Breathing is the first thing we do when we are born into this world, but also, it is the last thing we do before we leave this earth. The human body is known to endure long periods without eating, drinking or sleeping, but only three minutes without air. Therefore, breathing is high up in the priority list for survival. However, breathing isn’t something we think about much as we can breathe without conscious effort. We do not worry or stress about whether there is enough air to breathe, or even on how to breathe, until either we have trouble breathing after strenuous activities, or a lung infection comes along and compromises our ability to breathe well. In such times, breathing is at the forefront of our minds.

Humans tend to breathe through two ways; through the chest and through the abdomen. What is the difference?

  • Chest breathing is generally rapid and shallow, whereby our shoulders rise and only our chest expands. We usually take on this breathing pattern when we are stressed, anxious, scared or in pain. Many people habitually breathe through their chest. Poor posture, stress, and weak breathing muscles may contribute to this. The ultimate amount of blood flow occurs in the lower lobes of the lungs. With shallower breaths, air is unable to reach the lower lobes, therefore less oxygen is transferred to the blood (Rakal, 2018). As a result, there is poor transport of essential nutrients to the body tissues, it harms digestion, it increases our heart rate, it brings along a sensation of restlessness and it tenses our muscles (Kinsinger, 2017; Rakal, 2018). Through shallow breathing, stress is not only a response, however we keep on feeding our body with stress, making stress habitual for our bodies (Rifkin, n.d.).
  • Abdominal breathing (or diaphragmatic breathing) is the breathing we experience as new-borns, or whilst sleeping.
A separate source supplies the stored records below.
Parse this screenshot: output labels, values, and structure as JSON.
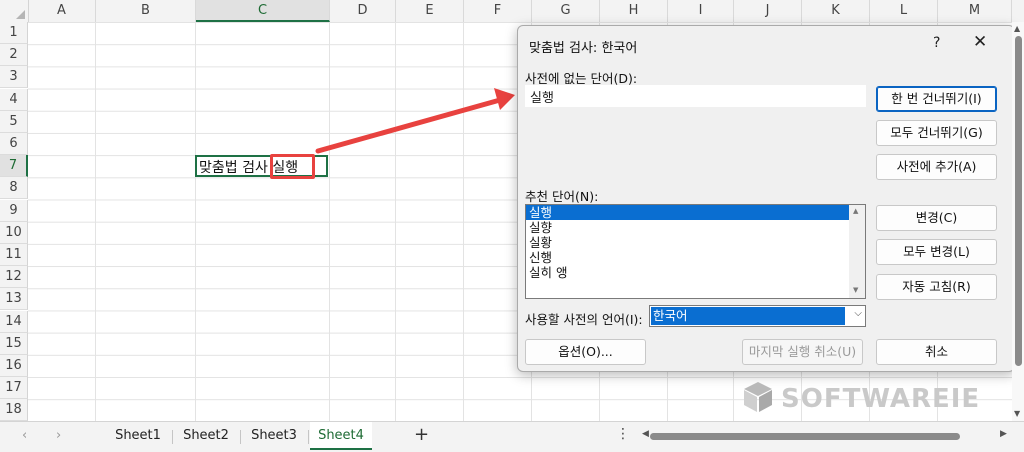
{
  "spreadsheet": {
    "columns": [
      "A",
      "B",
      "C",
      "D",
      "E",
      "F",
      "G",
      "H",
      "I",
      "J",
      "K",
      "L",
      "M"
    ],
    "rows": [
      "1",
      "2",
      "3",
      "4",
      "5",
      "6",
      "7",
      "8",
      "9",
      "10",
      "11",
      "12",
      "13",
      "14",
      "15",
      "16",
      "17",
      "18"
    ],
    "cell_C7_prefix": "맞춤법 검사",
    "cell_C7_word": "실행"
  },
  "dialog": {
    "title": "맞춤법 검사: 한국어",
    "help": "?",
    "close": "✕",
    "not_in_dict_label": "사전에 없는 단어(D):",
    "not_in_dict_value": "실행",
    "suggestions_label": "추천 단어(N):",
    "suggestions": [
      "실행",
      "실향",
      "실황",
      "신행",
      "실히 앵"
    ],
    "language_label": "사용할 사전의 언어(I):",
    "language_value": "한국어",
    "buttons": {
      "ignore_once": "한 번 건너뛰기(I)",
      "ignore_all": "모두 건너뛰기(G)",
      "add_to_dict": "사전에 추가(A)",
      "change": "변경(C)",
      "change_all": "모두 변경(L)",
      "autocorrect": "자동 고침(R)",
      "options": "옵션(O)...",
      "undo_last": "마지막 실행 취소(U)",
      "cancel": "취소"
    }
  },
  "sheets": {
    "tabs": [
      "Sheet1",
      "Sheet2",
      "Sheet3",
      "Sheet4"
    ],
    "active": "Sheet4",
    "add": "+",
    "more": "⋮"
  },
  "watermark": "SOFTWAREIE",
  "colors": {
    "accent": "#1e7145",
    "highlight": "#e8423f",
    "selection": "#0a6ed1"
  }
}
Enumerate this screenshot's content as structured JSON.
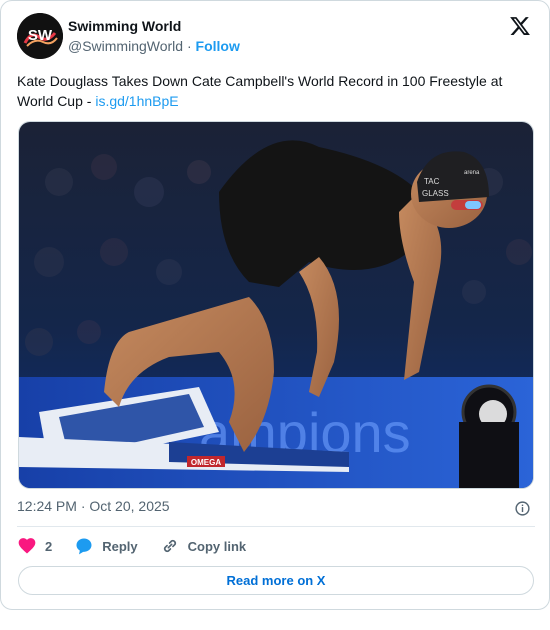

This type of breathing is relaxing and whilst inhaling, our stomach expands like a balloon as the diaphragm moves downwards to allow air to reach the lower lobes of our lungs (Kinsinger, 2017). As we exhale, our stomach deflates.  Through abdominal breathing, we experience both mental and physical benefits which will be discussed in part 2 of this blog.  

A Small Exercise:

Firstly, in whatever position you happen to be in at this moment, notice your breathing. Place one hand on your chest, and the other hand over your stomach area. Is it shallow or deep? Quick or slow? Is your body or are any parts of it moving, if at all? Can breathing flow naturally or does it feel restricted in some way?

After this, take a few deep breaths, inhale and exhale. Now repeat the above exercise and observe whether anything has changed. Has your breathing changed? Is your body or parts of it moving more or less? This time, notice how you feel too and observe any changes.

Such an exercise can help you identify your habitual style of breathing and it can inform you of how it affects your mental and physical performance (Hurst, n.d.).

In the next blog, we will be looking into further detail about the benefits of abdominal breathing and certain techniques which you can practice in order to improve your breathing.

Michela Aquilina is a trainee Gestalt Psychotherapist who is currently reading for a Masters in Gestalt Psychotherapy at the Gestalt Psychotherapy Training Institute Malta (GPTIM) and is working as a Trainee Gestalt Psychotherapist with Willingness Team. Michela offers therapy to young adults and adults who are experiencing various challenges and issues relating to mental health and psychosocial, emotional wellbeing.

Hurst, R. (n.d.). The importance of breath and how to improve and control it for your best health and fitness. 24Life. Retrieved from:

Kinsinger, S. (2017). How breathing exercises relieve stress and improve digestive health. Loyola Medicine. Retrieved from:

Rakal, D. (2018). Learning deep breathing. PsychCentral. Retrieved from:

Rifkin, R. (n.d.). How shallow breathing affects your whole body. Headspace. Retrieved from: